Data records for software interfaces:
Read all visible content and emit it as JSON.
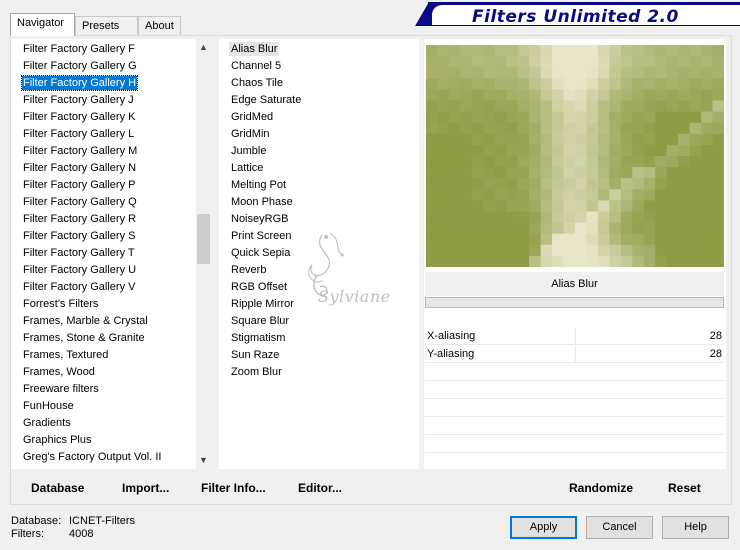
{
  "tabs": [
    {
      "label": "Navigator",
      "active": true
    },
    {
      "label": "Presets",
      "active": false
    },
    {
      "label": "About",
      "active": false
    }
  ],
  "banner": {
    "title": "Filters Unlimited 2.0"
  },
  "categories": {
    "items": [
      "Filter Factory Gallery F",
      "Filter Factory Gallery G",
      "Filter Factory Gallery H",
      "Filter Factory Gallery J",
      "Filter Factory Gallery K",
      "Filter Factory Gallery L",
      "Filter Factory Gallery M",
      "Filter Factory Gallery N",
      "Filter Factory Gallery P",
      "Filter Factory Gallery Q",
      "Filter Factory Gallery R",
      "Filter Factory Gallery S",
      "Filter Factory Gallery T",
      "Filter Factory Gallery U",
      "Filter Factory Gallery V",
      "Forrest's Filters",
      "Frames, Marble & Crystal",
      "Frames, Stone & Granite",
      "Frames, Textured",
      "Frames, Wood",
      "Freeware filters",
      "FunHouse",
      "Gradients",
      "Graphics Plus",
      "Greg's Factory Output Vol. II"
    ],
    "selected": "Filter Factory Gallery H"
  },
  "filters": {
    "items": [
      "Alias Blur",
      "Channel 5",
      "Chaos Tile",
      "Edge Saturate",
      "GridMed",
      "GridMin",
      "Jumble",
      "Lattice",
      "Melting Pot",
      "Moon Phase",
      "NoiseyRGB",
      "Print Screen",
      "Quick Sepia",
      "Reverb",
      "RGB Offset",
      "Ripple Mirror",
      "Square Blur",
      "Stigmatism",
      "Sun Raze",
      "Zoom Blur"
    ],
    "selected": "Alias Blur"
  },
  "preview": {
    "filter_name": "Alias Blur"
  },
  "parameters": [
    {
      "label": "X-aliasing",
      "value": "28"
    },
    {
      "label": "Y-aliasing",
      "value": "28"
    }
  ],
  "watermark": {
    "text": "Sylviane"
  },
  "toolbar": {
    "database": "Database",
    "import": "Import...",
    "filter_info": "Filter Info...",
    "editor": "Editor...",
    "randomize": "Randomize",
    "reset": "Reset"
  },
  "status": {
    "database_label": "Database:",
    "database_value": "ICNET-Filters",
    "filters_label": "Filters:",
    "filters_value": "4008"
  },
  "buttons": {
    "apply": "Apply",
    "cancel": "Cancel",
    "help": "Help"
  },
  "colors": {
    "accent": "#0078d7",
    "banner": "#0a0a86",
    "preview_base": "#b8bf72"
  }
}
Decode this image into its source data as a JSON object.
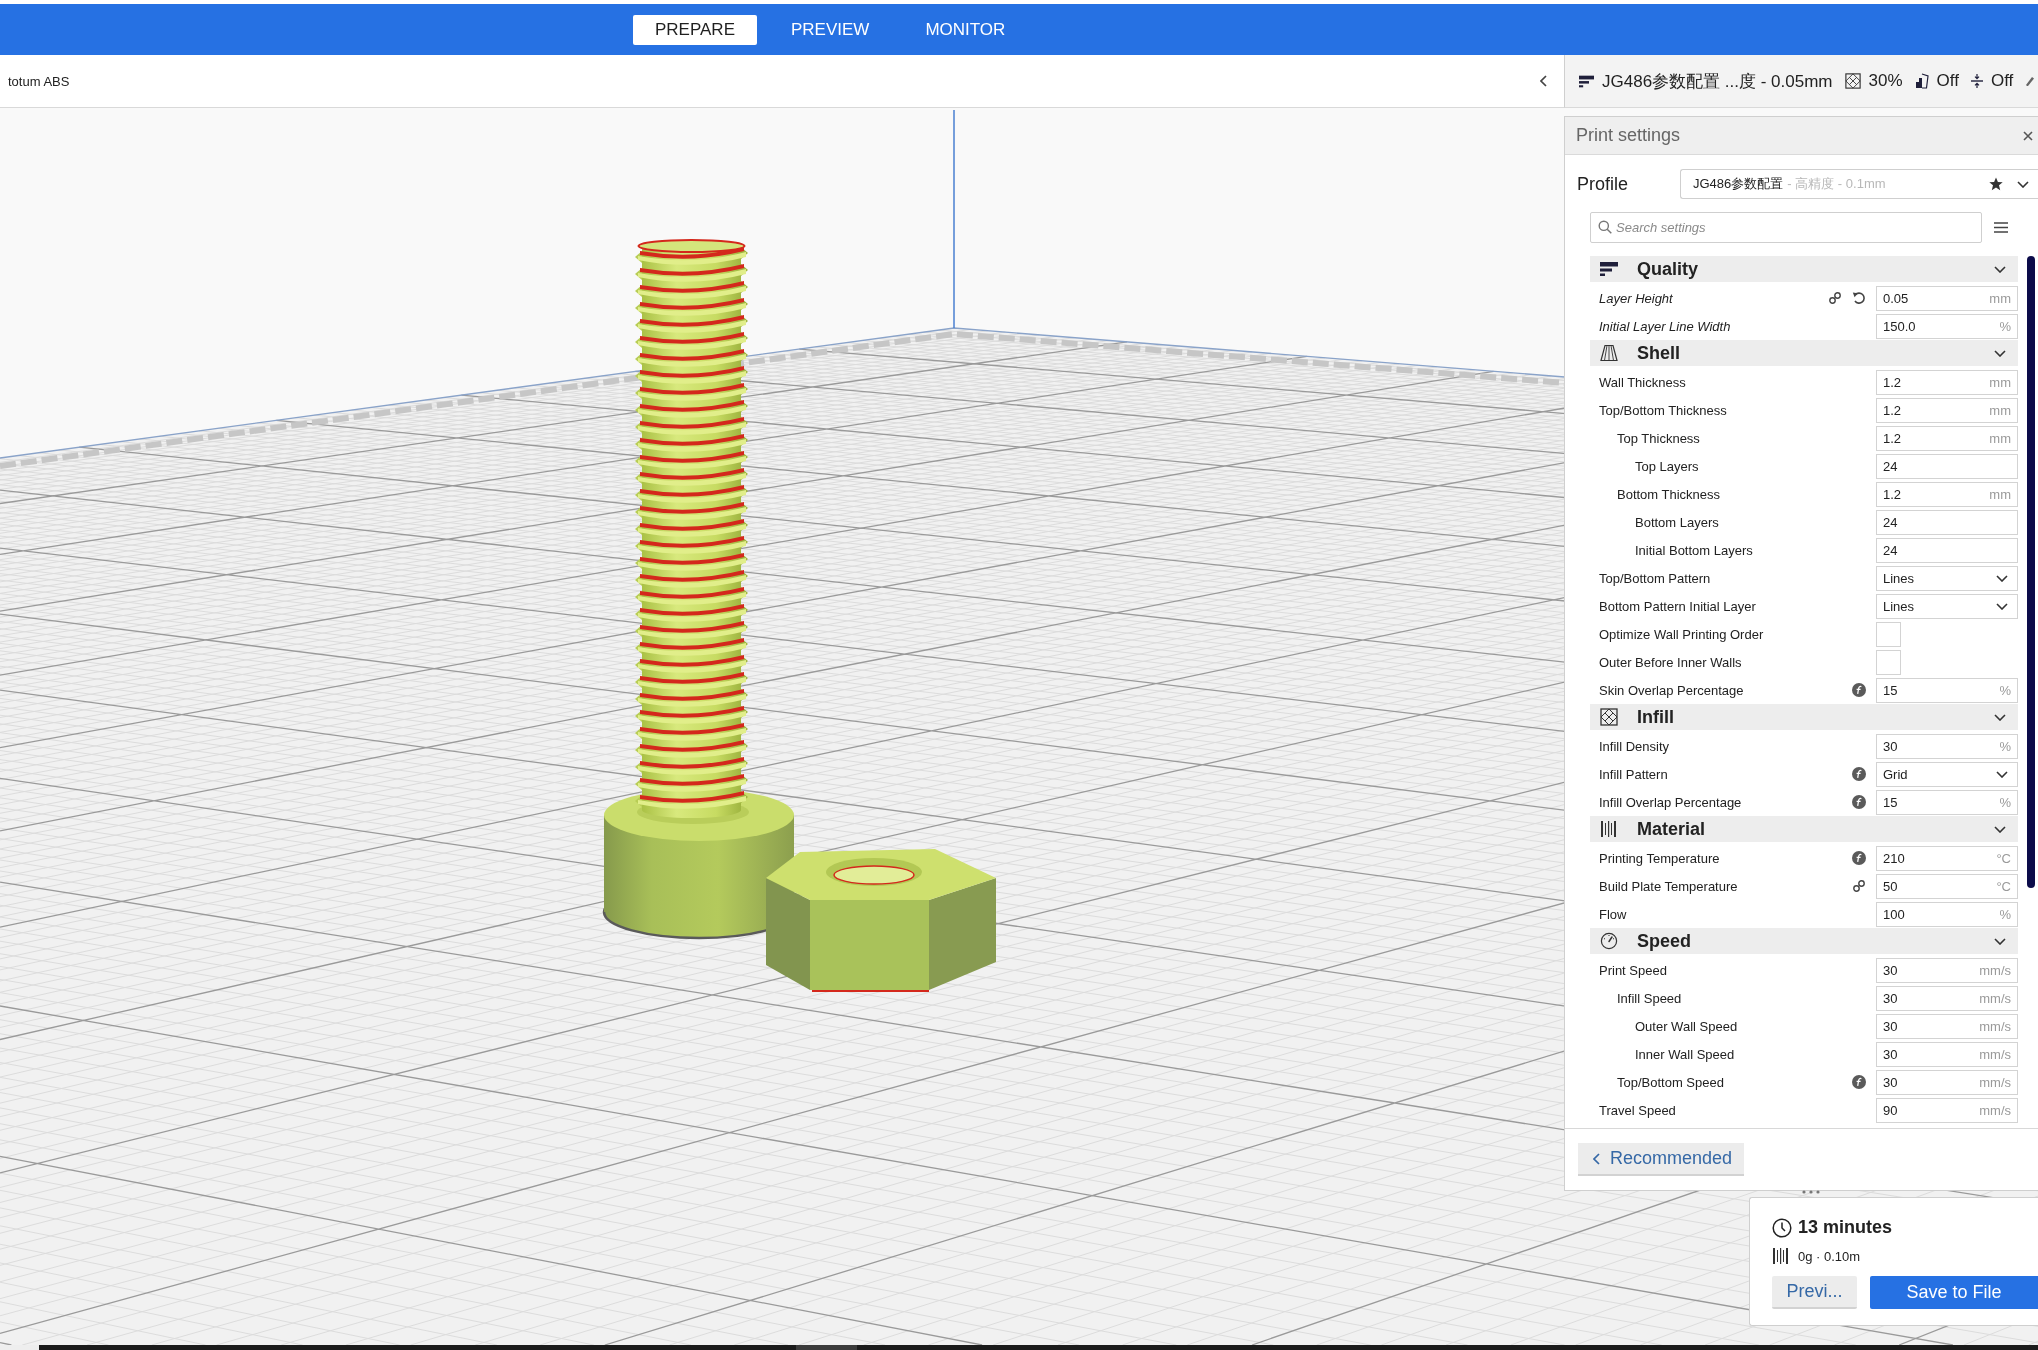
{
  "stage_tabs": [
    {
      "label": "PREPARE",
      "selected": true
    },
    {
      "label": "PREVIEW",
      "selected": false
    },
    {
      "label": "MONITOR",
      "selected": false
    }
  ],
  "header": {
    "material": "totum ABS",
    "print_setup": {
      "profile": "JG486参数配置 ...度 - 0.05mm",
      "infill": "30%",
      "support": "Off",
      "adhesion": "Off"
    }
  },
  "print_settings": {
    "title": "Print settings",
    "profile": {
      "label": "Profile",
      "name": "JG486参数配置",
      "detail": "- 高精度 - 0.1mm"
    },
    "search": {
      "placeholder": "Search settings"
    },
    "categories": [
      {
        "title": "Quality",
        "expanded": true,
        "settings": [
          {
            "label": "Layer Height",
            "kind": "number",
            "value": "0.05",
            "unit": "mm",
            "overridden": true,
            "linked": true,
            "resettable": true,
            "inherited": false
          },
          {
            "label": "Initial Layer Line Width",
            "kind": "number",
            "value": "150.0",
            "unit": "%",
            "overridden": true,
            "linked": false,
            "resettable": false,
            "inherited": false
          }
        ]
      },
      {
        "title": "Shell",
        "expanded": true,
        "settings": [
          {
            "label": "Wall Thickness",
            "kind": "number",
            "value": "1.2",
            "unit": "mm",
            "overridden": false,
            "linked": false,
            "resettable": false,
            "inherited": false
          },
          {
            "label": "Top/Bottom Thickness",
            "kind": "number",
            "value": "1.2",
            "unit": "mm",
            "overridden": false,
            "linked": false,
            "resettable": false,
            "inherited": false,
            "children": [
              {
                "label": "Top Thickness",
                "kind": "number",
                "value": "1.2",
                "unit": "mm",
                "overridden": false,
                "linked": false,
                "resettable": false,
                "inherited": false,
                "children": [
                  {
                    "label": "Top Layers",
                    "kind": "number",
                    "value": "24",
                    "overridden": false,
                    "linked": false,
                    "resettable": false,
                    "inherited": false
                  }
                ]
              },
              {
                "label": "Bottom Thickness",
                "kind": "number",
                "value": "1.2",
                "unit": "mm",
                "overridden": false,
                "linked": false,
                "resettable": false,
                "inherited": false,
                "children": [
                  {
                    "label": "Bottom Layers",
                    "kind": "number",
                    "value": "24",
                    "overridden": false,
                    "linked": false,
                    "resettable": false,
                    "inherited": false
                  },
                  {
                    "label": "Initial Bottom Layers",
                    "kind": "number",
                    "value": "24",
                    "overridden": false,
                    "linked": false,
                    "resettable": false,
                    "inherited": false
                  }
                ]
              }
            ]
          },
          {
            "label": "Top/Bottom Pattern",
            "kind": "dropdown",
            "value": "Lines",
            "overridden": false,
            "linked": false,
            "resettable": false,
            "inherited": false
          },
          {
            "label": "Bottom Pattern Initial Layer",
            "kind": "dropdown",
            "value": "Lines",
            "overridden": false,
            "linked": false,
            "resettable": false,
            "inherited": false
          },
          {
            "label": "Optimize Wall Printing Order",
            "kind": "checkbox",
            "checked": false,
            "overridden": false,
            "linked": false,
            "resettable": false,
            "inherited": false
          },
          {
            "label": "Outer Before Inner Walls",
            "kind": "checkbox",
            "checked": false,
            "overridden": false,
            "linked": false,
            "resettable": false,
            "inherited": false
          },
          {
            "label": "Skin Overlap Percentage",
            "kind": "number",
            "value": "15",
            "unit": "%",
            "overridden": false,
            "linked": false,
            "resettable": false,
            "inherited": true
          }
        ]
      },
      {
        "title": "Infill",
        "expanded": true,
        "settings": [
          {
            "label": "Infill Density",
            "kind": "number",
            "value": "30",
            "unit": "%",
            "overridden": false,
            "linked": false,
            "resettable": false,
            "inherited": false
          },
          {
            "label": "Infill Pattern",
            "kind": "dropdown",
            "value": "Grid",
            "overridden": false,
            "linked": false,
            "resettable": false,
            "inherited": true
          },
          {
            "label": "Infill Overlap Percentage",
            "kind": "number",
            "value": "15",
            "unit": "%",
            "overridden": false,
            "linked": false,
            "resettable": false,
            "inherited": true
          }
        ]
      },
      {
        "title": "Material",
        "expanded": true,
        "settings": [
          {
            "label": "Printing Temperature",
            "kind": "number",
            "value": "210",
            "unit": "°C",
            "overridden": false,
            "linked": false,
            "resettable": false,
            "inherited": true
          },
          {
            "label": "Build Plate Temperature",
            "kind": "number",
            "value": "50",
            "unit": "°C",
            "overridden": false,
            "linked": true,
            "resettable": false,
            "inherited": false
          },
          {
            "label": "Flow",
            "kind": "number",
            "value": "100",
            "unit": "%",
            "overridden": false,
            "linked": false,
            "resettable": false,
            "inherited": false
          }
        ]
      },
      {
        "title": "Speed",
        "expanded": true,
        "settings": [
          {
            "label": "Print Speed",
            "kind": "number",
            "value": "30",
            "unit": "mm/s",
            "overridden": false,
            "linked": false,
            "resettable": false,
            "inherited": false,
            "children": [
              {
                "label": "Infill Speed",
                "kind": "number",
                "value": "30",
                "unit": "mm/s",
                "overridden": false,
                "linked": false,
                "resettable": false,
                "inherited": false,
                "children": [
                  {
                    "label": "Outer Wall Speed",
                    "kind": "number",
                    "value": "30",
                    "unit": "mm/s",
                    "overridden": false,
                    "linked": false,
                    "resettable": false,
                    "inherited": false
                  },
                  {
                    "label": "Inner Wall Speed",
                    "kind": "number",
                    "value": "30",
                    "unit": "mm/s",
                    "overridden": false,
                    "linked": false,
                    "resettable": false,
                    "inherited": false
                  }
                ]
              },
              {
                "label": "Top/Bottom Speed",
                "kind": "number",
                "value": "30",
                "unit": "mm/s",
                "overridden": false,
                "linked": false,
                "resettable": false,
                "inherited": true
              }
            ]
          },
          {
            "label": "Travel Speed",
            "kind": "number",
            "value": "90",
            "unit": "mm/s",
            "overridden": false,
            "linked": false,
            "resettable": false,
            "inherited": false
          }
        ]
      }
    ],
    "footer_button": "Recommended"
  },
  "print_summary": {
    "time": "13 minutes",
    "material_usage": "0g · 0.10m",
    "buttons": [
      {
        "label": "Previ...",
        "kind": "secondary"
      },
      {
        "label": "Save to File",
        "kind": "primary"
      }
    ]
  }
}
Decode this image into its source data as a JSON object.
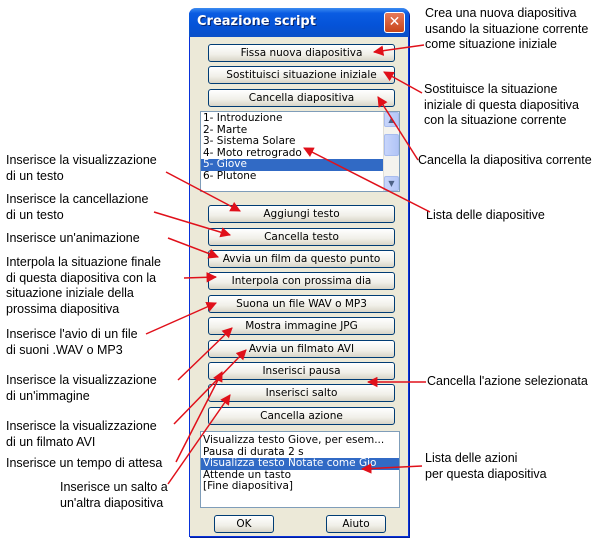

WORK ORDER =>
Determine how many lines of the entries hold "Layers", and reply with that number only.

RESULT OF THIS EXERCISE =>
3